Throughout Africa and Asia, elephants can be seen as problem causers. The behemoth mammals destroy crops and threaten farmers’ livelihoods when they trundle through fields after tasty snacks. Scarecrows, fences and noisemaking tripwires don’t deter the beasts, and tensions with humans can escalate so much that elephants are sometimes shot.
Now, scientists have discovered that the odor of angry honeybees is an effective elephant repellant. The find may offer a way keep the tusked giants out of crops and villages.
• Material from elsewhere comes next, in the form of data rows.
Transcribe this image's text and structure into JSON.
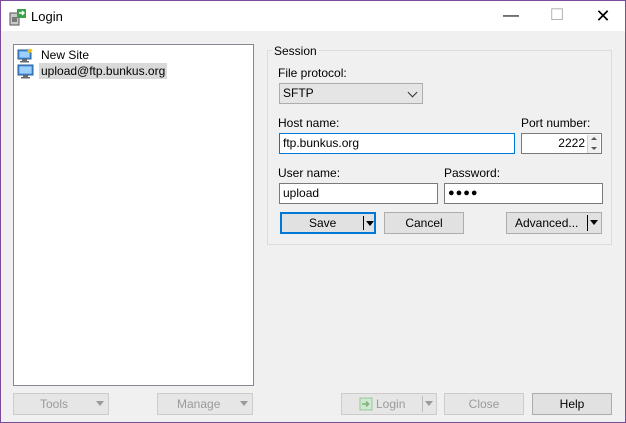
{
  "window": {
    "title": "Login"
  },
  "title_controls": {
    "minimize": "—",
    "maximize": "☐",
    "close": "✕"
  },
  "sites": [
    {
      "label": "New Site",
      "icon": "new-site-icon"
    },
    {
      "label": "upload@ftp.bunkus.org",
      "icon": "computer-icon",
      "selected": true
    }
  ],
  "session": {
    "group_label": "Session",
    "file_protocol_label": "File protocol:",
    "file_protocol_value": "SFTP",
    "host_label": "Host name:",
    "host_value": "ftp.bunkus.org",
    "port_label": "Port number:",
    "port_value": "2222",
    "user_label": "User name:",
    "user_value": "upload",
    "password_label": "Password:",
    "password_value": "●●●●",
    "save_label": "Save",
    "cancel_label": "Cancel",
    "advanced_label": "Advanced..."
  },
  "bottom": {
    "tools_label": "Tools",
    "manage_label": "Manage",
    "login_label": "Login",
    "close_label": "Close",
    "help_label": "Help"
  }
}
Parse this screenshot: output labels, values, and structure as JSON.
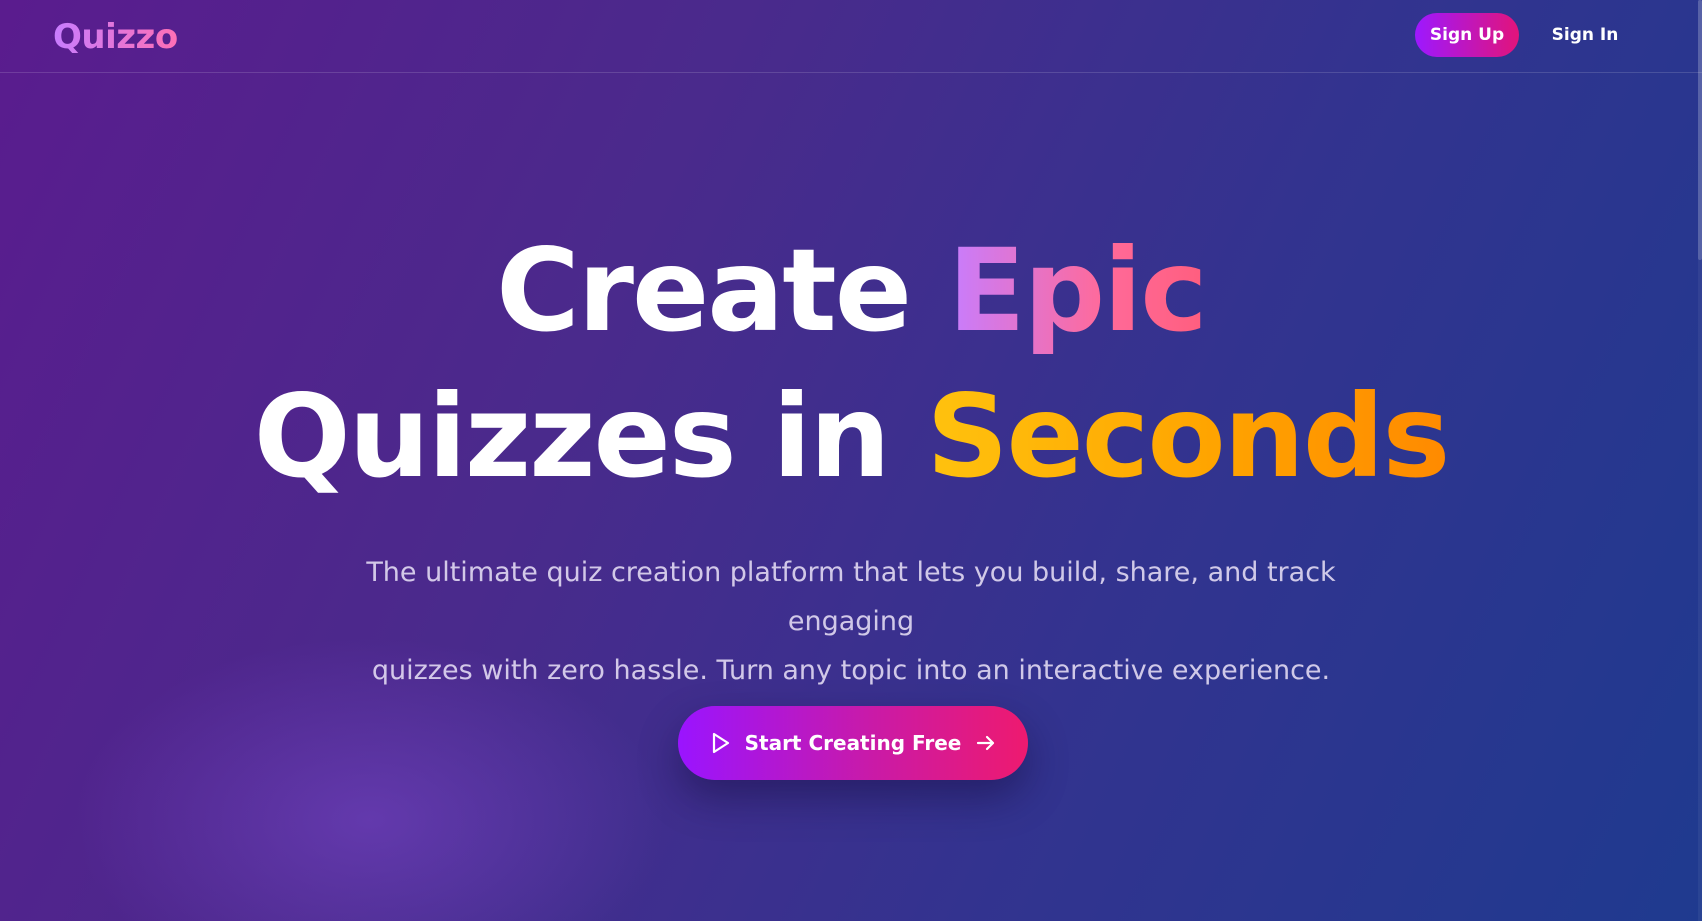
{
  "header": {
    "logo": "Quizzo",
    "signup_label": "Sign Up",
    "signin_label": "Sign In"
  },
  "hero": {
    "headline": {
      "line1_plain": "Create",
      "line1_accent": "Epic",
      "line2_plain": "Quizzes in",
      "line2_accent": "Seconds"
    },
    "subtitle_line1": "The ultimate quiz creation platform that lets you build, share, and track engaging",
    "subtitle_line2": "quizzes with zero hassle. Turn any topic into an interactive experience.",
    "cta": {
      "label": "Start Creating Free",
      "leading_icon": "play-icon",
      "trailing_icon": "arrow-right-icon"
    }
  },
  "colors": {
    "background_start": "#5a1c8e",
    "background_end": "#1f3a8f",
    "button_gradient_start": "#9a14ff",
    "button_gradient_end": "#ee1a6f",
    "accent_pink": "#ff6a9a",
    "accent_purple": "#c77dff",
    "accent_orange": "#ffa400"
  }
}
Farmers in Kenya already knew that honeybees in active hives can stop elephants from breaking fences and protect their crops — the animals hate bee stings as much as the rest of us. And once introduced to the insects, elephants learn to avoid hives and the hum of buzzing bees. But using vast numbers of active beehives around large farms or conservation areas such as national parks is impractical.